  • Painting the brick: A foam roller can be used to apply two coats of masonry primer. The foam roller is a good option as it helps avoid stippling and provides dexterity to get into small or uneven crevices on the brick. Two coats is important because it helps block the humidity exposure**, which is inevitable because of the flue. Allow the primer to dry completely before painting.

Hassen says, “Prior to painting a gorgeous coat on your brick fireplace, use a heat-resistant, acrylic primer**. If you plan to operate the fireplace, it’s best to get a primer that is stain blocking.” This is important as a standard acrylic** or oil paint** can give off an odor when heated, even after it has had time to dry and cure.

Hire a Paintzen Contractor for Your Project

Painting a brick fireplace can enhance your room’s aesthetic in an instant.
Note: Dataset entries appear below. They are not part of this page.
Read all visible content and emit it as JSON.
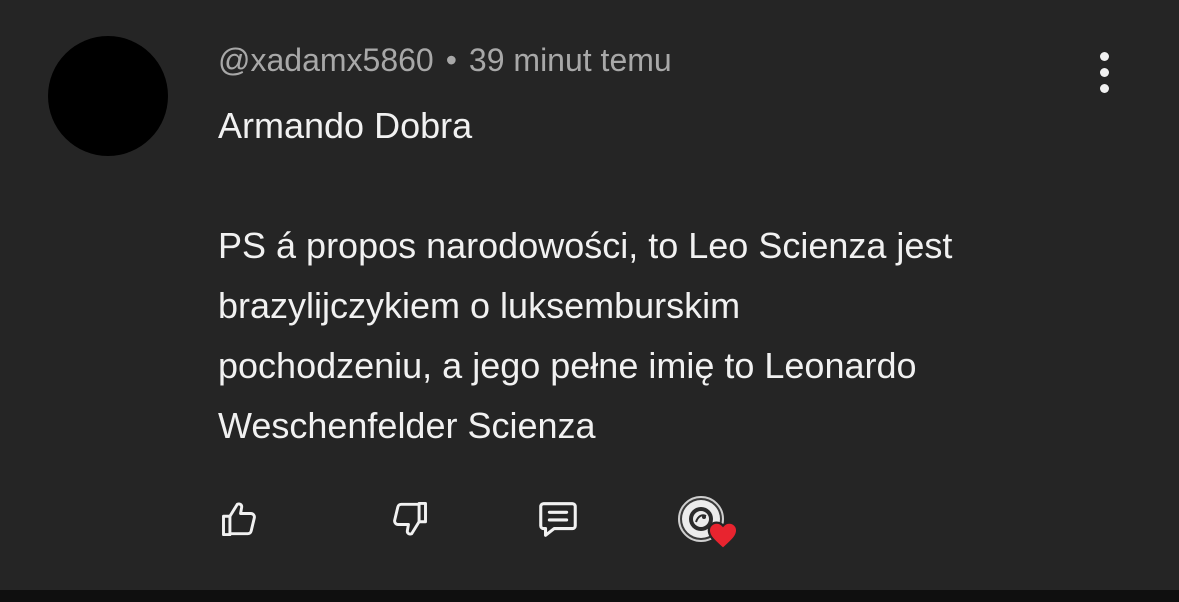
{
  "comment": {
    "author": "@xadamx5860",
    "separator": "•",
    "timestamp": "39 minut temu",
    "lines": [
      "Armando Dobra",
      "PS á propos narodowości, to Leo Scienza jest",
      "brazylijczykiem o luksemburskim",
      "pochodzeniu, a jego pełne imię to Leonardo",
      "Weschenfelder Scienza"
    ]
  },
  "actions": {
    "like_icon": "thumbs-up-icon",
    "dislike_icon": "thumbs-down-icon",
    "reply_icon": "reply-comment-icon",
    "creator_heart_icon": "creator-heart-icon"
  },
  "colors": {
    "background": "#252525",
    "text_primary": "#f1f1f1",
    "text_secondary": "#a8a8a8",
    "heart": "#e8242f"
  }
}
Get started by browsing paint colors at Paintzen’s color sampler, including the selections that are the best paint colors for your fireplace. Paintzen also offers free, remote color consultations with our trained team of project advisors. A brief phone call can help you get some incredible ideas to paint your fireplace and you can order paint swatches, to determine how the paint will look in your own space. Contact us for a free quote for your fireplace painting project.
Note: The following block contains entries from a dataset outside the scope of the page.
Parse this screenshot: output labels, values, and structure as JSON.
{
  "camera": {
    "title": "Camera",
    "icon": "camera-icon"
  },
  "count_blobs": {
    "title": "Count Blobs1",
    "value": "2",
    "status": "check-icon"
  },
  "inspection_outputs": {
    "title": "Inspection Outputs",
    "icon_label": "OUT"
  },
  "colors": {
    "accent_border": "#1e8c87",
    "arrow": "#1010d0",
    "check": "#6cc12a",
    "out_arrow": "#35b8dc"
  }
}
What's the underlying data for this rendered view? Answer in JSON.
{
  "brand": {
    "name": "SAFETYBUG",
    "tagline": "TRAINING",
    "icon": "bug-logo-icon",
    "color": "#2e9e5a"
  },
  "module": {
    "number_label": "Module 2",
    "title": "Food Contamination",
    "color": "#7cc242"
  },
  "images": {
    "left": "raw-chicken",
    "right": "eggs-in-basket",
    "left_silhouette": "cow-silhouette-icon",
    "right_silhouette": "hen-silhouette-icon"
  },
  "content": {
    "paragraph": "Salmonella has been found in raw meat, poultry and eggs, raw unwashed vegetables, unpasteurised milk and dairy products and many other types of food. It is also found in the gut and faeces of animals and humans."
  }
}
*WARNING! If you scrape, sand, or remove old paint, you may release lead dust. LEAD IS TOXIC. EXPOSURE TO LEAD DUST CAN CAUSE SERIOUS ILLNESS, SUCH AS BRAIN DAMAGE, ESPECIALLY IN CHILDREN. PREGNANT WOMEN SHOULD ALSO AVOID EXPOSURE. Wear a NIOSH-approved respirator to control lead exposure. Clean up carefully with a HEPA vacuum and a wet mop. Before you start, find out how to protect yourself and your family by contacting the National Lead Information Hotline at 1-800-424-LEAD or log on to www.epa.gov/lead.

**Please refer to the Product Label, Technical Data Sheet (TDS) or Safety Data Sheet (SDS) for safety and detailed application instructions.


Kelley Rebori

Kelley Rebori has written for national brands like Paintzen, HGTV, the DIY Network and Trulia for more than a decade. She loves home renovation projects, chocolate icing and small poodles. She and her husband split the year between their homes in Tennessee and Italy.